▼
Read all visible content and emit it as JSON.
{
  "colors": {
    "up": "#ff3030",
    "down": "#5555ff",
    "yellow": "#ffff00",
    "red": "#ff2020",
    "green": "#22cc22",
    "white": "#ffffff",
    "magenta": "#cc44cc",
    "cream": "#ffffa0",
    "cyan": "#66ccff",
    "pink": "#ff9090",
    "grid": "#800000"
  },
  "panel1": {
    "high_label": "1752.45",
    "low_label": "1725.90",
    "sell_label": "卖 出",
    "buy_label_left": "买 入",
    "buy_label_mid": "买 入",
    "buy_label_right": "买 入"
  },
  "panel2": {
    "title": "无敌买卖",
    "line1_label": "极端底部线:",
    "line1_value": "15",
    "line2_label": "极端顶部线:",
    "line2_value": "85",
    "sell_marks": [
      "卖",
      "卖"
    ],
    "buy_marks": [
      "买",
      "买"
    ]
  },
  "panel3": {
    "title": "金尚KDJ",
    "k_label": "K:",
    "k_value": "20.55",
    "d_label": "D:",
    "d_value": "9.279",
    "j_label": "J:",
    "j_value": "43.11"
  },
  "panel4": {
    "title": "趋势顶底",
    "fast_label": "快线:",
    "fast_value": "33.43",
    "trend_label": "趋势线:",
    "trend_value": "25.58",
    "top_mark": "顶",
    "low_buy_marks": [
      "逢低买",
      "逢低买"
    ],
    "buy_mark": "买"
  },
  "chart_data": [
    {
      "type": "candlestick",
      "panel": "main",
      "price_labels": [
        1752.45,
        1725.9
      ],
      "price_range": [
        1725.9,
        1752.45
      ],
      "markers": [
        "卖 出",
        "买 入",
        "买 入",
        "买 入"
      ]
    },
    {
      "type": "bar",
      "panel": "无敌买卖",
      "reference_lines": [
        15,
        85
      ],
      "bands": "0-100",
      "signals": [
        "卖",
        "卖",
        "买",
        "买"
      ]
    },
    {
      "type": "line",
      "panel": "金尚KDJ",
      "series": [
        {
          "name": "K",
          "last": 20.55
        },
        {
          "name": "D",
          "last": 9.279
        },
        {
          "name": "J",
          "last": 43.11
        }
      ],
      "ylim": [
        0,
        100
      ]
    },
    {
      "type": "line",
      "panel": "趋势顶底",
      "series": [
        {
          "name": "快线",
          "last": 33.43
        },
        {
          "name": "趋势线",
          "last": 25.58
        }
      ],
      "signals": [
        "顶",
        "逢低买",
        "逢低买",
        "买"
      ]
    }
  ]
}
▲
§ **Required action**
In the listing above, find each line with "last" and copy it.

§ **Task answer**
          "last": 20.55
          "last": 9.279
          "last": 43.11
          "last": 33.43
          "last": 25.58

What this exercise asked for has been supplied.